Using a template for your email marketing is a clever choice. It means that you can quickly and easily compose and send a professional-looking message. You also don’t need to worry about the conformity of branding and style. We’ve composed 5 question today that you need to ask yourself. The only goal? Making sure your template is still the right choice!
1. Does our template get a regular check-up and update?
A template is often created with the first email campaign. Years later, a lot of companies are still using the same template. It’s getting a bid boring, to say the least. If you want to stay fresh, you need to update your template at least once a year. Maybe you can even make some changes every season to mix things up. That doesn’t mean that you need to create an entirely new template every time, but a new header image and a new CTA style can do wonders. You can keep your contacts from dozing in and you’ll also stay up to date with new graphical trends.
2 Is our template responsive?
More than half of all emails isn’t read on desktop computers. Tablets and smartphones make everything more mobile. These screens will display your message differently than you intended with your original design. Your template should be able to detect the width of the screens and respond to the different needs with an adapted representation. If your template is recent, than chances are it is responsive. But you can’t just assume, check your message! If your template is a few years old (see question 1) you can be sure that you need to take it to the HTML doctor.
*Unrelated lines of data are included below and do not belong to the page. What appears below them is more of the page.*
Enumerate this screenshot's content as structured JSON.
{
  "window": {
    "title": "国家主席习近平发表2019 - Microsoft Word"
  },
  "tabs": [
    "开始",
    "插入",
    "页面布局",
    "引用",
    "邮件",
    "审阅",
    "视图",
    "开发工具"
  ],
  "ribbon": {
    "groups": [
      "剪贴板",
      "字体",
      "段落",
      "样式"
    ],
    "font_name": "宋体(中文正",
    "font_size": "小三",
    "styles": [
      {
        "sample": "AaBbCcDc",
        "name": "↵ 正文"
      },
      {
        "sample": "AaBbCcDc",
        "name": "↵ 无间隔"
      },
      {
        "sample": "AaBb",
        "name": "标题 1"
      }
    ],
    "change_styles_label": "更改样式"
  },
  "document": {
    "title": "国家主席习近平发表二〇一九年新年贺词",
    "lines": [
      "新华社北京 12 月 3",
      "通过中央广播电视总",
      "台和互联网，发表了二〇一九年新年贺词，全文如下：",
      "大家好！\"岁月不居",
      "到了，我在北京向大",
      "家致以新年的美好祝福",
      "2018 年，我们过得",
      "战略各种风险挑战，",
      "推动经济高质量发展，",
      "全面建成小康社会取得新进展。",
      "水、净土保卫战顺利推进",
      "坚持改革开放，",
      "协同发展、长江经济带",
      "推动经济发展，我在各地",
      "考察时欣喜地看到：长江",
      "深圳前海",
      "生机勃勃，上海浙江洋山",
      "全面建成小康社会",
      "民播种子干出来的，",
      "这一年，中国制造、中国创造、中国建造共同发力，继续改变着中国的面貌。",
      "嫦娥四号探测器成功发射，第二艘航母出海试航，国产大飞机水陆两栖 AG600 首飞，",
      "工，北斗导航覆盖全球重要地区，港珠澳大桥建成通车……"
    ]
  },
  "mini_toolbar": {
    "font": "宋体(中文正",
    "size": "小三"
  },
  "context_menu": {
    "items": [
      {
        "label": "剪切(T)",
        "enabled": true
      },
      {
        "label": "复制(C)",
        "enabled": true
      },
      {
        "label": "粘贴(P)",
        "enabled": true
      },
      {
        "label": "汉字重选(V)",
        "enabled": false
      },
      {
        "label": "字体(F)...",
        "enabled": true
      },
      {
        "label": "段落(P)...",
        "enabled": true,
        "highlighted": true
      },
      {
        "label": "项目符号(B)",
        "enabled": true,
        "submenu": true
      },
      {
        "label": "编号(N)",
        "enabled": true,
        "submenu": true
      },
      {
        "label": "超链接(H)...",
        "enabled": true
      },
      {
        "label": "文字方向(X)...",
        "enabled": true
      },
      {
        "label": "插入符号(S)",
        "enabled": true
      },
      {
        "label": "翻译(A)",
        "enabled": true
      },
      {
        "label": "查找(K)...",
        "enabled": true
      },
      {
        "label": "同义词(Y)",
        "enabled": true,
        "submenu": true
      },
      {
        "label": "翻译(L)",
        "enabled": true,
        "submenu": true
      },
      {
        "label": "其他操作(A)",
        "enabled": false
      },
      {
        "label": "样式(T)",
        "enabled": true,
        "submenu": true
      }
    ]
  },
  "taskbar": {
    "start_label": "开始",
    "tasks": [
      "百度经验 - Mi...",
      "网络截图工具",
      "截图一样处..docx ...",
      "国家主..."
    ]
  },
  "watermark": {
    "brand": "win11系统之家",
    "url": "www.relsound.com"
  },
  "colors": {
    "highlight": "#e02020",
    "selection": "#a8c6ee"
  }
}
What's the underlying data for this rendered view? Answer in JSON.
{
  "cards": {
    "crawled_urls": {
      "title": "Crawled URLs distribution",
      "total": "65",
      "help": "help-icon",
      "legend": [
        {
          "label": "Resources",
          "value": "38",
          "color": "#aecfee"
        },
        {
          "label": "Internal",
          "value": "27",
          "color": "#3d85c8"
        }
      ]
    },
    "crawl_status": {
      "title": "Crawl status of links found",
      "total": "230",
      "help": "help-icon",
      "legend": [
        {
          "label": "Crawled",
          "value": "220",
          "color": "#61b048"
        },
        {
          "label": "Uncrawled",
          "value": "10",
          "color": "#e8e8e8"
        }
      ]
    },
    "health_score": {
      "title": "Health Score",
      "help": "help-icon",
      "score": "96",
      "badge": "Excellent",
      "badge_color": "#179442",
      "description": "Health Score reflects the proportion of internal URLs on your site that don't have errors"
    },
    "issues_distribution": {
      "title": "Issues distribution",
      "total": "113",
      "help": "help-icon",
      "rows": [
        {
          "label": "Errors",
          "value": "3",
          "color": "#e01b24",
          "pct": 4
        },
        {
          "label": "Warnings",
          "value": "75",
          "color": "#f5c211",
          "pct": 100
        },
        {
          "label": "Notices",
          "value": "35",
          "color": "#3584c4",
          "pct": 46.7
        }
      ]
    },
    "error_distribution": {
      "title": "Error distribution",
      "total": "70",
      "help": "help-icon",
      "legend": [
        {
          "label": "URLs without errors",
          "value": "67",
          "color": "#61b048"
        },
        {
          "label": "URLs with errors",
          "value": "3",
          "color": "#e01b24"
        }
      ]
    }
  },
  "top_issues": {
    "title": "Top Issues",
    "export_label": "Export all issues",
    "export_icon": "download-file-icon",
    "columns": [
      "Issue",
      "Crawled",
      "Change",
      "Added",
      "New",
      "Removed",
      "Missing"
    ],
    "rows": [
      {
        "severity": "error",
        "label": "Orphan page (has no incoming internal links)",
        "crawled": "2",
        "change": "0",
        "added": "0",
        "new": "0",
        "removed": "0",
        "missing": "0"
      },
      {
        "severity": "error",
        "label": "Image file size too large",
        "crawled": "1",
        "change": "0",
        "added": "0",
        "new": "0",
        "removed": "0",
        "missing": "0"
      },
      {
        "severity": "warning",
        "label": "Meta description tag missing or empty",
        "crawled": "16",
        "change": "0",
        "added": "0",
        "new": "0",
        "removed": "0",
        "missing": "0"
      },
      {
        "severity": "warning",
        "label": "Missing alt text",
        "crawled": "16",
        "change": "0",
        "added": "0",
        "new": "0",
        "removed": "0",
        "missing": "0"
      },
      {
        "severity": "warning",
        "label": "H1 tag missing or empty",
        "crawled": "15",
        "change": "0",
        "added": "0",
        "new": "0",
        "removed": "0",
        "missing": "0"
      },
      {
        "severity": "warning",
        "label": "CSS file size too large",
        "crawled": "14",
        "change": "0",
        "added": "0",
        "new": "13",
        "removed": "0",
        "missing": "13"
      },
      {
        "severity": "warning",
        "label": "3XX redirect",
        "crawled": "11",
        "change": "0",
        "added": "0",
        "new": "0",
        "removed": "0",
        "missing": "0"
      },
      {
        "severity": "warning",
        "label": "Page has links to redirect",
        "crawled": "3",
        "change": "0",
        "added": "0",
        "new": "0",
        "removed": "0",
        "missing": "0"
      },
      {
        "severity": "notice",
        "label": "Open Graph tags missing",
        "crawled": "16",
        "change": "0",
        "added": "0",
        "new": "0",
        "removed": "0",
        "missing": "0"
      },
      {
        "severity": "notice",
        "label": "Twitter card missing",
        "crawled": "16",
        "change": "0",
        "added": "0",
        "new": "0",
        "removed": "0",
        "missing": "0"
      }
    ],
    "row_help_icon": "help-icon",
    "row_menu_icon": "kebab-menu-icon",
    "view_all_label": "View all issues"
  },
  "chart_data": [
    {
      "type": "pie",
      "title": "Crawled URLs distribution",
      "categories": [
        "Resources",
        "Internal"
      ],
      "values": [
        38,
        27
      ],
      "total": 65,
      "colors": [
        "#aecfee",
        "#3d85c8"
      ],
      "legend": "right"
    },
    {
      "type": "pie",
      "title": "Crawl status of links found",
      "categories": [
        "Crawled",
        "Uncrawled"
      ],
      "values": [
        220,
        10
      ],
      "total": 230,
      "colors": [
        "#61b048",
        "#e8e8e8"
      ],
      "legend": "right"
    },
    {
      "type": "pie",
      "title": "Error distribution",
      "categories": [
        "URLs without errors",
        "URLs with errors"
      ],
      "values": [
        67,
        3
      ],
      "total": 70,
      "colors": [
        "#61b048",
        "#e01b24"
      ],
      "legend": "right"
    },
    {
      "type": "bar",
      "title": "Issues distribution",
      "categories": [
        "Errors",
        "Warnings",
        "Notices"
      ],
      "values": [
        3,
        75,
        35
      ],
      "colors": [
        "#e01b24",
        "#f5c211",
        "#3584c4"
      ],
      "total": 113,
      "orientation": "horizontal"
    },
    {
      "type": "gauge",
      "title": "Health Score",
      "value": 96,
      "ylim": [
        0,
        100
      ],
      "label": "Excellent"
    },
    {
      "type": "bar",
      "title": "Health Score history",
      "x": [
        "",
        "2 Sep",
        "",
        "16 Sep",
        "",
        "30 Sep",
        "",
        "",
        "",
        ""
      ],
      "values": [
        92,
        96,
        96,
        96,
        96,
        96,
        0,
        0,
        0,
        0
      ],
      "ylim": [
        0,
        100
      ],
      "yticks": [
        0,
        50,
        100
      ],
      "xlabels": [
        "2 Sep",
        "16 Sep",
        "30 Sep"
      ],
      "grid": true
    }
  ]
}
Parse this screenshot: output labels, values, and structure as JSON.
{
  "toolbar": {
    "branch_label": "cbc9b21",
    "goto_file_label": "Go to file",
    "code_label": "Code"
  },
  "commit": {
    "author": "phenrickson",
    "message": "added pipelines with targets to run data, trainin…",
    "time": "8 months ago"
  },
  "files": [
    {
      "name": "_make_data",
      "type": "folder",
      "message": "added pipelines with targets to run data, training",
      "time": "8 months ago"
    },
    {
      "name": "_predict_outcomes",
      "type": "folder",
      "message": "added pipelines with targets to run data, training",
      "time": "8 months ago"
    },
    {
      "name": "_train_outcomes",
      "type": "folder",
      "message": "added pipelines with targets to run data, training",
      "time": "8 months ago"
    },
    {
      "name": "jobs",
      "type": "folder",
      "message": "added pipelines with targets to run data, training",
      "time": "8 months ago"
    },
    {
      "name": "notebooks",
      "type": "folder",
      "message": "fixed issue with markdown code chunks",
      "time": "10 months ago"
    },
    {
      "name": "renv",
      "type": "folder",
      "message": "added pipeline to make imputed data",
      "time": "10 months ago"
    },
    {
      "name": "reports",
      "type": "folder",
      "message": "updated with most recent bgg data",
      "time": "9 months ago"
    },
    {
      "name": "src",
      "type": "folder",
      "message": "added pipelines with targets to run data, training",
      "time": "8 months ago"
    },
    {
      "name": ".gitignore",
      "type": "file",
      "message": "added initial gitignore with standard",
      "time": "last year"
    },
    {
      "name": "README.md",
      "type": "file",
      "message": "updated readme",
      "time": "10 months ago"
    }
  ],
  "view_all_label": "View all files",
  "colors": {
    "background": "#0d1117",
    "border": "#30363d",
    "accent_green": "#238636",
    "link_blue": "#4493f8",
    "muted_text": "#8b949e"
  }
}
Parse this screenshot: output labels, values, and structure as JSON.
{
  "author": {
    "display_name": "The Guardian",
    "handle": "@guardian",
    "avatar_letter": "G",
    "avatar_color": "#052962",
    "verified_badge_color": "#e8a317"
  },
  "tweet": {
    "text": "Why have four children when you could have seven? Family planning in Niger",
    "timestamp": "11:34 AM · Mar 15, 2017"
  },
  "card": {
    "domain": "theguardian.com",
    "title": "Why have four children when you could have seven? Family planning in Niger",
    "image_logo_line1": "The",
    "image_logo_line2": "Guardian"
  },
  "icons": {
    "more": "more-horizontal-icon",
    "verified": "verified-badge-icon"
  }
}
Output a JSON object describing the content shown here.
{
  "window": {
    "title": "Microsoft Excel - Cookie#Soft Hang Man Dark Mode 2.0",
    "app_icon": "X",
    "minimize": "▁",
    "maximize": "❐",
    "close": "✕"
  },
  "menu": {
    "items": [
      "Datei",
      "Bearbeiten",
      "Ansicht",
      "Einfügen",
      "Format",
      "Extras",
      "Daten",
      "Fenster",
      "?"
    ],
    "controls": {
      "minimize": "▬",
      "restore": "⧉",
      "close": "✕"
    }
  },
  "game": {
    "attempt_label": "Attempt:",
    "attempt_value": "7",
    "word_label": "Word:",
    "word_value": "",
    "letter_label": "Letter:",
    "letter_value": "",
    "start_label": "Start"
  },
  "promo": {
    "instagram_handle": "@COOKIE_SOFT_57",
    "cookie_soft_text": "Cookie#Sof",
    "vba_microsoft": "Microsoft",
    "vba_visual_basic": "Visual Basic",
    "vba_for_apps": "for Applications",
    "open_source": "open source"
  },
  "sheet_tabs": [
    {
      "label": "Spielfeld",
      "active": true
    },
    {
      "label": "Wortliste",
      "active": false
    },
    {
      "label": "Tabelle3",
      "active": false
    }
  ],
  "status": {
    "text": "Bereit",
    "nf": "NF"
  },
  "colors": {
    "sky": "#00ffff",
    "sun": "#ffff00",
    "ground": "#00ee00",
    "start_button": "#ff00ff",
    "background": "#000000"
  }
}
With some specific adjustments your template can be transformed into a responsive one. But use that opportunity to take a critical look at your template. Not every element in a template – even when it it responsive – will look great on a smaller screen. Take the time to examine every single element of your template. Do you really need two or three columns for that?
3 Has our template been tested?
Of course your template has been tested, but when was the last time? Even email clients – both desktop, webbased and mobile – evolve. They launch new versions that can dramatically influence your tested template. Animated gifs can work perfectly in an older version of Outlook, and all of a sudden they no longer do in newer versions. That means you should test your templates regularly. That’s the price we pay for digital revolution.
4 Are the design of our website and our template related?
It’s important that your email template has the same style as your website. We’re not saying it should be totally the same. But if your CTA are pointing to a page on your website, you need to have some kind of recognition. You don’t want to cause confusion, causing the reader to close your website. Websites are often adjusted in time, but people usually forget about their email template. A new CSS for you website should be translated into a functioning (adapted for all email clients) email design. But it also works the other way around. If you are using a promotion or discount in your email message, you visitors should see the same promotion when they click through to your website. If they can’t find a connection, they lose trust.
5 Is our logo still correct?
Your company logo should be clearly present in your email template for recognition and branding. So the first question: is your logo still on top? The second question: is your logo still correct? Every company changes details of their logo or their entire logo at some point. The big cola brands do it, and recently even Google did. Make sure you don’t forget to adapt the logo in your template as well. Even more so for automated messages, which we tend to forget about. Make sure you check everything. And while you’re at it, take a look at the quality of your logo. Years ago, the file size – and the quality – were kept as little as possible. Today with recent technologies, this isn’t as important as it used to be. Don’t go for a gigabyte per image, but a little better is no problem at all!
Do you give your template a regular check? And what do you look for? Let us know in the comments!